One name mentioned is 23-year-old Spaniard and former GP2 driver Javier Villa, who this year is contesting the World Touring Car series.
And a "longer term" plan may involve 16-year-old Carlos Sainz Jr, the Red Bull-backed son of the famous former world rally champion who has begun a very promising single seater career.
AS said Thesan has "clear ideas" about a Spanish base for HRT, such as the state-of-the-art Epsilon Euskadi facility in Basque Country, amid the Joan Villadelprat-led operation's current financial difficulties.
"Another of (Thesan's) priorities will be to have the greatest possible number of Spanish personnel, both technically and logistically," added the report.

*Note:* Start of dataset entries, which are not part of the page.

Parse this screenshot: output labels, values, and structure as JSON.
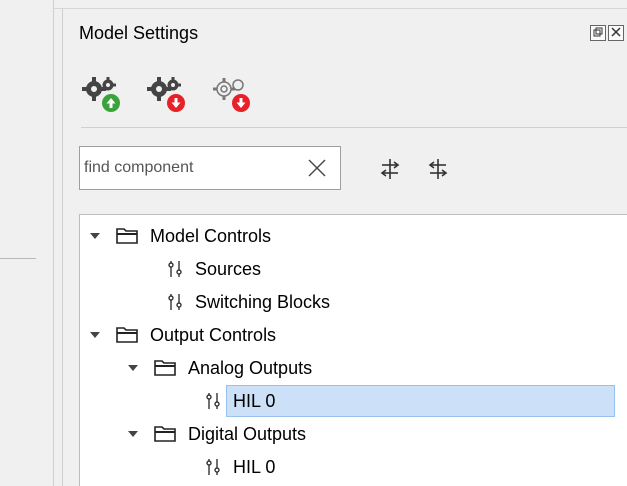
{
  "panel": {
    "title": "Model Settings",
    "float_icon": "float-icon",
    "close_icon": "close-icon"
  },
  "toolbar": {
    "buttons": [
      {
        "icon": "gears-upload-icon",
        "badge_color": "#3aa33a"
      },
      {
        "icon": "gears-download-icon",
        "badge_color": "#e8202a"
      },
      {
        "icon": "gears-download-outline-icon",
        "badge_color": "#e8202a"
      }
    ]
  },
  "search": {
    "placeholder": "find component",
    "value": "",
    "clear_icon": "clear-icon"
  },
  "tree_actions": {
    "expand_icon": "expand-all-icon",
    "collapse_icon": "collapse-all-icon"
  },
  "tree": {
    "items": [
      {
        "label": "Model Controls",
        "type": "folder",
        "expanded": true
      },
      {
        "label": "Sources",
        "type": "item"
      },
      {
        "label": "Switching Blocks",
        "type": "item"
      },
      {
        "label": "Output Controls",
        "type": "folder",
        "expanded": true
      },
      {
        "label": "Analog Outputs",
        "type": "folder",
        "expanded": true
      },
      {
        "label": "HIL 0",
        "type": "item",
        "selected": true
      },
      {
        "label": "Digital Outputs",
        "type": "folder",
        "expanded": true
      },
      {
        "label": "HIL 0",
        "type": "item"
      }
    ]
  },
  "colors": {
    "selection": "#cce0f7",
    "green_badge": "#3aa33a",
    "red_badge": "#e8202a"
  }
}
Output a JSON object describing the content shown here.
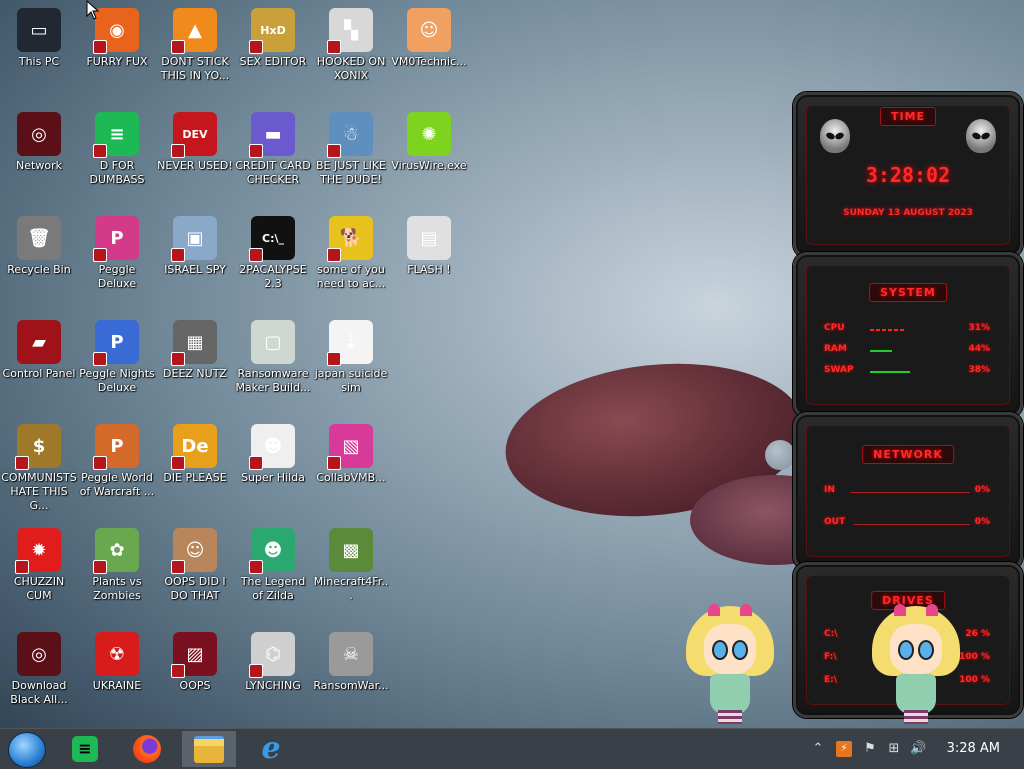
{
  "desktop_icons": [
    {
      "label": "This PC",
      "col": 0,
      "row": 0,
      "color": "#222831",
      "glyph": "▭",
      "badge": false
    },
    {
      "label": "FURRY FUX",
      "col": 1,
      "row": 0,
      "color": "#e8641c",
      "glyph": "◉",
      "badge": true
    },
    {
      "label": "DONT STICK THIS IN YO...",
      "col": 2,
      "row": 0,
      "color": "#f08a1c",
      "glyph": "▲",
      "badge": true
    },
    {
      "label": "SEX EDITOR",
      "col": 3,
      "row": 0,
      "color": "#c9a03a",
      "glyph": "HxD",
      "badge": true
    },
    {
      "label": "HOOKED ON XONIX",
      "col": 4,
      "row": 0,
      "color": "#d8d8d8",
      "glyph": "▚",
      "badge": true
    },
    {
      "label": "VM0Technic...",
      "col": 5,
      "row": 0,
      "color": "#f0a060",
      "glyph": "☺",
      "badge": false
    },
    {
      "label": "Network",
      "col": 0,
      "row": 1,
      "color": "#5a1016",
      "glyph": "◎",
      "badge": false
    },
    {
      "label": "D FOR DUMBASS",
      "col": 1,
      "row": 1,
      "color": "#1db954",
      "glyph": "≡",
      "badge": true
    },
    {
      "label": "NEVER USED!",
      "col": 2,
      "row": 1,
      "color": "#c4161c",
      "glyph": "DEV",
      "badge": true
    },
    {
      "label": "CREDIT CARD CHECKER",
      "col": 3,
      "row": 1,
      "color": "#6a5acd",
      "glyph": "▬",
      "badge": true
    },
    {
      "label": "BE JUST LIKE THE DUDE!",
      "col": 4,
      "row": 1,
      "color": "#5e8fbf",
      "glyph": "☃",
      "badge": true
    },
    {
      "label": "VirusWire.exe",
      "col": 5,
      "row": 1,
      "color": "#7ed321",
      "glyph": "✺",
      "badge": false
    },
    {
      "label": "Recycle Bin",
      "col": 0,
      "row": 2,
      "color": "#7a7a7a",
      "glyph": "🗑",
      "badge": false
    },
    {
      "label": "Peggle Deluxe",
      "col": 1,
      "row": 2,
      "color": "#d33a8a",
      "glyph": "P",
      "badge": true
    },
    {
      "label": "ISRAEL SPY",
      "col": 2,
      "row": 2,
      "color": "#8aa8c8",
      "glyph": "▣",
      "badge": true
    },
    {
      "label": "2PACALYPSE 2.3",
      "col": 3,
      "row": 2,
      "color": "#111111",
      "glyph": "C:\\_",
      "badge": true
    },
    {
      "label": "some of you need to ac...",
      "col": 4,
      "row": 2,
      "color": "#e8c21c",
      "glyph": "🐕",
      "badge": true
    },
    {
      "label": "FLASH !",
      "col": 5,
      "row": 2,
      "color": "#e0e0e0",
      "glyph": "▤",
      "badge": false
    },
    {
      "label": "Control Panel",
      "col": 0,
      "row": 3,
      "color": "#a0121a",
      "glyph": "▰",
      "badge": false
    },
    {
      "label": "Peggle Nights Deluxe",
      "col": 1,
      "row": 3,
      "color": "#3a6ad3",
      "glyph": "P",
      "badge": true
    },
    {
      "label": "DEEZ NUTZ",
      "col": 2,
      "row": 3,
      "color": "#666666",
      "glyph": "▦",
      "badge": true
    },
    {
      "label": "Ransomware Maker Build...",
      "col": 3,
      "row": 3,
      "color": "#cfd8d0",
      "glyph": "▢",
      "badge": false
    },
    {
      "label": "japan suicide sim",
      "col": 4,
      "row": 3,
      "color": "#f4f4f4",
      "glyph": "⇣",
      "badge": true
    },
    {
      "label": "COMMUNISTS HATE THIS G...",
      "col": 0,
      "row": 4,
      "color": "#a0782a",
      "glyph": "$",
      "badge": true
    },
    {
      "label": "Peggle World of Warcraft ...",
      "col": 1,
      "row": 4,
      "color": "#d36a2a",
      "glyph": "P",
      "badge": true
    },
    {
      "label": "DIE PLEASE",
      "col": 2,
      "row": 4,
      "color": "#e8a01c",
      "glyph": "De",
      "badge": true
    },
    {
      "label": "Super Hilda",
      "col": 3,
      "row": 4,
      "color": "#efefef",
      "glyph": "☻",
      "badge": true
    },
    {
      "label": "CollabVMB...",
      "col": 4,
      "row": 4,
      "color": "#d83a9a",
      "glyph": "▧",
      "badge": true
    },
    {
      "label": "CHUZZIN CUM",
      "col": 0,
      "row": 5,
      "color": "#e01c1c",
      "glyph": "✹",
      "badge": true
    },
    {
      "label": "Plants vs Zombies",
      "col": 1,
      "row": 5,
      "color": "#6aa84f",
      "glyph": "✿",
      "badge": true
    },
    {
      "label": "OOPS DID I DO THAT",
      "col": 2,
      "row": 5,
      "color": "#b8865a",
      "glyph": "☺",
      "badge": true
    },
    {
      "label": "The Legend of Zilda",
      "col": 3,
      "row": 5,
      "color": "#2aa870",
      "glyph": "☻",
      "badge": true
    },
    {
      "label": "Minecraft4Fr...",
      "col": 4,
      "row": 5,
      "color": "#5a8a3a",
      "glyph": "▩",
      "badge": false
    },
    {
      "label": "Download Black All...",
      "col": 0,
      "row": 6,
      "color": "#5a1016",
      "glyph": "◎",
      "badge": false
    },
    {
      "label": "UKRAINE",
      "col": 1,
      "row": 6,
      "color": "#d81c1c",
      "glyph": "☢",
      "badge": false
    },
    {
      "label": "OOPS",
      "col": 2,
      "row": 6,
      "color": "#7a1020",
      "glyph": "▨",
      "badge": true
    },
    {
      "label": "LYNCHING",
      "col": 3,
      "row": 6,
      "color": "#cfcfcf",
      "glyph": "⌬",
      "badge": true
    },
    {
      "label": "RansomWar...",
      "col": 4,
      "row": 6,
      "color": "#9a9a9a",
      "glyph": "☠",
      "badge": false
    }
  ],
  "widgets": {
    "time": {
      "title": "TIME",
      "clock": "3:28:02",
      "date": "SUNDAY 13 AUGUST 2023"
    },
    "system": {
      "title": "SYSTEM",
      "rows": [
        {
          "label": "CPU",
          "value": "31%",
          "bar": 0.31
        },
        {
          "label": "RAM",
          "value": "44%",
          "bar": 0.44
        },
        {
          "label": "SWAP",
          "value": "38%",
          "bar": 0.38
        }
      ]
    },
    "network": {
      "title": "NETWORK",
      "rows": [
        {
          "label": "IN",
          "value": "0%"
        },
        {
          "label": "OUT",
          "value": "0%"
        }
      ]
    },
    "drives": {
      "title": "DRIVES",
      "rows": [
        {
          "label": "C:\\",
          "value": "26 %"
        },
        {
          "label": "F:\\",
          "value": "100 %"
        },
        {
          "label": "E:\\",
          "value": "100 %"
        }
      ]
    }
  },
  "taskbar": {
    "apps": [
      {
        "name": "start-orb"
      },
      {
        "name": "spotify-app",
        "glyph": "≡",
        "color": "#1db954"
      },
      {
        "name": "firefox-app",
        "glyph": "◉",
        "color": "#e8641c"
      },
      {
        "name": "file-explorer-app",
        "glyph": "▭",
        "color": "#e8c24a",
        "active": true
      },
      {
        "name": "internet-explorer-app",
        "glyph": "e",
        "color": "#3a8ae8"
      }
    ],
    "clock": "3:28 AM"
  }
}
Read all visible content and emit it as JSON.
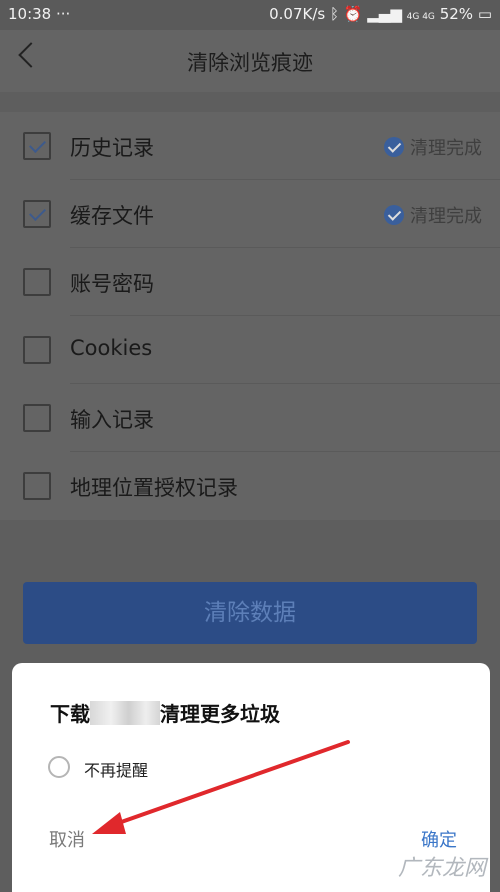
{
  "status_bar": {
    "time": "10:38",
    "dots": "···",
    "speed": "0.07K/s",
    "network": "4G 4G",
    "battery": "52%"
  },
  "header": {
    "title": "清除浏览痕迹"
  },
  "items": [
    {
      "label": "历史记录",
      "checked": true,
      "status": "清理完成"
    },
    {
      "label": "缓存文件",
      "checked": true,
      "status": "清理完成"
    },
    {
      "label": "账号密码",
      "checked": false
    },
    {
      "label": "Cookies",
      "checked": false
    },
    {
      "label": "输入记录",
      "checked": false
    },
    {
      "label": "地理位置授权记录",
      "checked": false
    }
  ],
  "clear_button": "清除数据",
  "dialog": {
    "message_prefix": "下载",
    "message_suffix": "清理更多垃圾",
    "remind": "不再提醒",
    "cancel": "取消",
    "ok": "确定"
  },
  "watermark": "广东龙网",
  "colors": {
    "accent": "#2c4c86",
    "confirm": "#3a76c8",
    "annotation_arrow": "#e0282c"
  }
}
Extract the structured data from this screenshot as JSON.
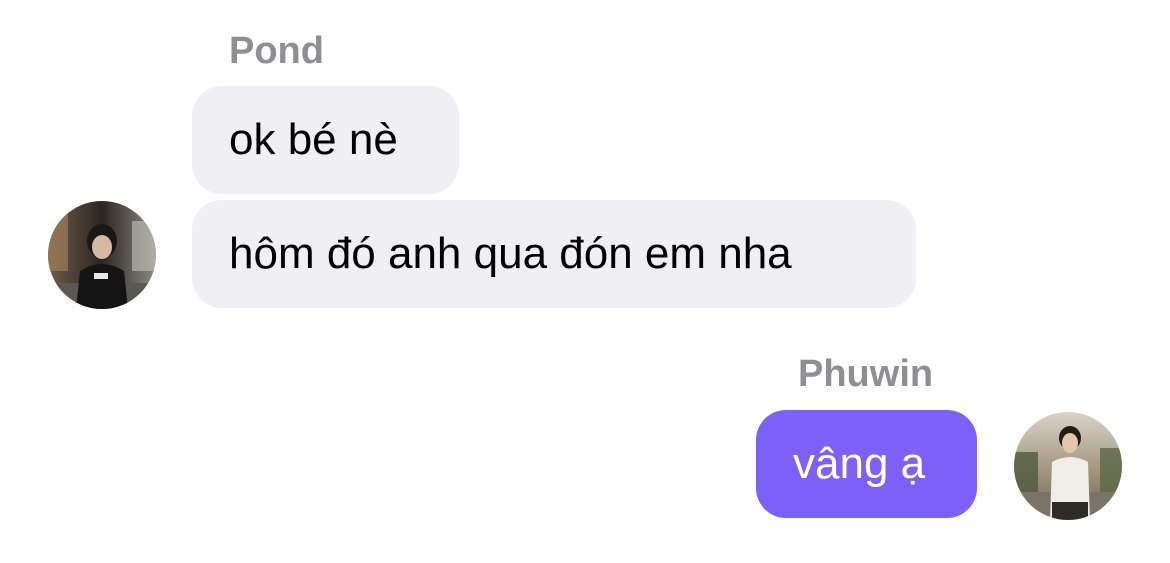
{
  "conversation": {
    "messages": [
      {
        "sender": "Pond",
        "text": "ok bé nè"
      },
      {
        "sender": "Pond",
        "text": "hôm đó anh qua đón em nha"
      },
      {
        "sender": "Phuwin",
        "text": "vâng ạ"
      }
    ],
    "senders": {
      "pond": {
        "name": "Pond"
      },
      "phuwin": {
        "name": "Phuwin"
      }
    }
  },
  "colors": {
    "incoming_bubble": "#efeff4",
    "outgoing_bubble": "#7b61f8",
    "sender_name": "#8e8e93"
  },
  "icons": {
    "pond_avatar": "avatar-photo",
    "phuwin_avatar": "avatar-photo"
  }
}
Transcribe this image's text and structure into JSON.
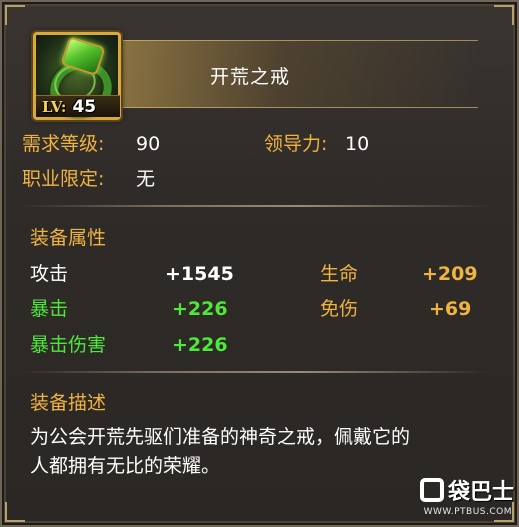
{
  "item": {
    "name": "开荒之戒",
    "level_label": "LV:",
    "level_value": "45"
  },
  "requirements": {
    "level_label": "需求等级:",
    "level_value": "90",
    "leadership_label": "领导力:",
    "leadership_value": "10",
    "class_label": "职业限定:",
    "class_value": "无"
  },
  "attributes": {
    "heading": "装备属性",
    "rows": [
      {
        "label": "攻击",
        "value": "+1545"
      },
      {
        "label": "生命",
        "value": "+209"
      },
      {
        "label": "暴击",
        "value": "+226"
      },
      {
        "label": "免伤",
        "value": "+69"
      },
      {
        "label": "暴击伤害",
        "value": "+226"
      }
    ]
  },
  "description": {
    "heading": "装备描述",
    "line1": "为公会开荒先驱们准备的神奇之戒，佩戴它的",
    "line2": "人都拥有无比的荣耀。"
  },
  "watermark": {
    "logo_text": "袋巴士",
    "url": "WWW.PTBUS.COM"
  },
  "colors": {
    "orange_text": "#f0b340",
    "green_text": "#4ee83a",
    "frame_gold": "#d9a93a",
    "background": "#2f2b28"
  },
  "icons": {
    "item_icon": "green-gem-ring-icon"
  }
}
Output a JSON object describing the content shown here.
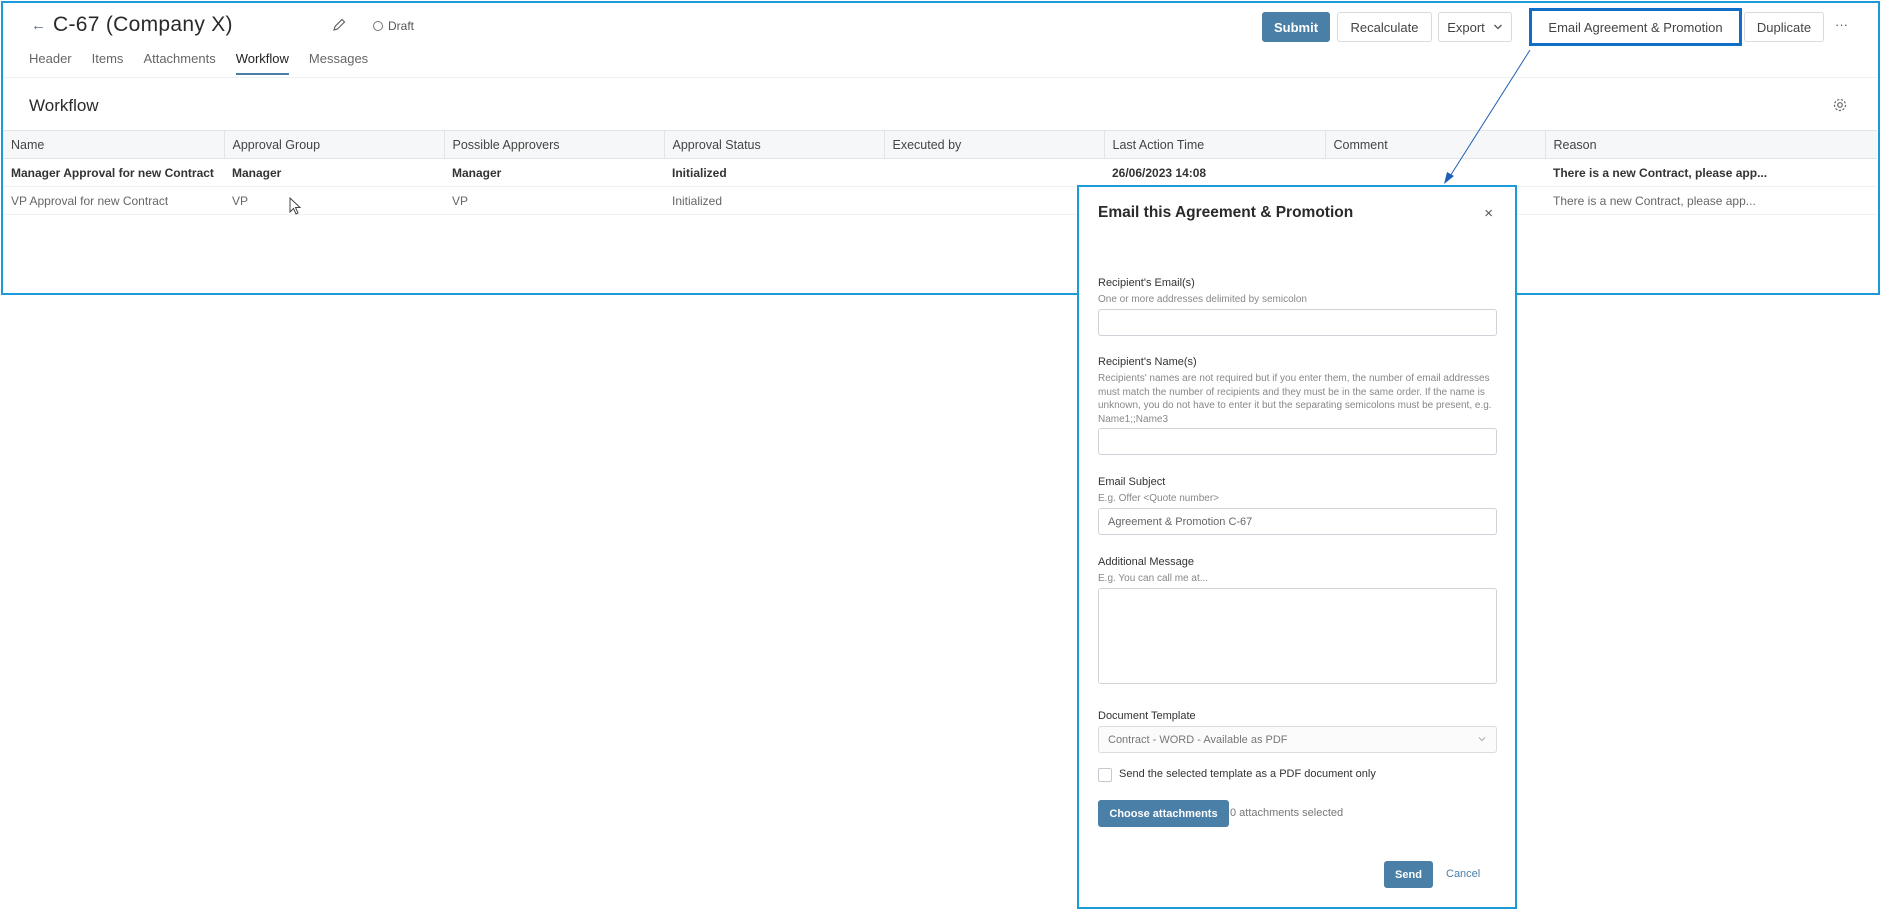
{
  "header": {
    "title": "C-67 (Company X)",
    "status": "Draft"
  },
  "toolbar": {
    "submit": "Submit",
    "recalculate": "Recalculate",
    "export": "Export",
    "email": "Email Agreement & Promotion",
    "duplicate": "Duplicate",
    "more": "···"
  },
  "tabs": [
    "Header",
    "Items",
    "Attachments",
    "Workflow",
    "Messages"
  ],
  "active_tab": "Workflow",
  "section": {
    "title": "Workflow"
  },
  "table": {
    "columns": [
      "Name",
      "Approval Group",
      "Possible Approvers",
      "Approval Status",
      "Executed by",
      "Last Action Time",
      "Comment",
      "Reason"
    ],
    "rows": [
      [
        "Manager Approval for new Contract",
        "Manager",
        "Manager",
        "Initialized",
        "",
        "26/06/2023 14:08",
        "",
        "There is a new Contract, please app..."
      ],
      [
        "VP Approval for new Contract",
        "VP",
        "VP",
        "Initialized",
        "",
        "",
        "",
        "There is a new Contract, please app..."
      ]
    ]
  },
  "modal": {
    "title": "Email this Agreement & Promotion",
    "close": "×",
    "recipients_email": {
      "label": "Recipient's Email(s)",
      "help": "One or more addresses delimited by semicolon",
      "value": ""
    },
    "recipients_name": {
      "label": "Recipient's Name(s)",
      "help": "Recipients' names are not required but if you enter them, the number of email addresses must match the number of recipients and they must be in the same order. If the name is unknown, you do not have to enter it but the separating semicolons must be present, e.g. Name1;;Name3",
      "value": ""
    },
    "subject": {
      "label": "Email Subject",
      "help": "E.g. Offer <Quote number>",
      "value": "Agreement & Promotion C-67"
    },
    "message": {
      "label": "Additional Message",
      "help": "E.g. You can call me at...",
      "value": ""
    },
    "template": {
      "label": "Document Template",
      "value": "Contract - WORD - Available as PDF"
    },
    "pdf_only": {
      "label": "Send the selected template as a PDF document only",
      "checked": false
    },
    "attachments_button": "Choose attachments",
    "attachments_count": "0 attachments selected",
    "send": "Send",
    "cancel": "Cancel"
  },
  "colors": {
    "primary": "#4a7fa8",
    "highlight_border": "#1a9ad6",
    "callout_border": "#0f6fc6"
  }
}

Artificial DRS makes F1 'boring' - Villeneuve
Jacques Villeneuve on Monday admitted he has given up on Formula One.
Last year, the 1997 world champion was pushing hard to make a comeback, but at Williams' headquarters in Oxfordshire he admitted he no longer even watches the races.
"I just can't be bothered. Halfway through the race I'm yawning and it's really tough ... and I just get upset," the 40-year-old told Reuters at the launch of his former team's new engine supply deal with Renault.
Villeneuve explained that his major qualm is with the DRS overtaking system, which he has previously denounced as "too artificial".
"When I see these guys not even being able to defend, like Michael (Schumacher) - he should have been on the podium in Montreal," he said.
"All the ... overtaking with the DRS, I'm just falling asleep ... useless, boring, it's not even racing."
He is also critical of the amount of penalties handed out to drivers like Lewis Hamilton for banging wheels with his rivals.
"It's fun, it's a good show, the fans are up in the grandstands and they can scream and shout about it ... that's good, that's what you want," said Villeneuve.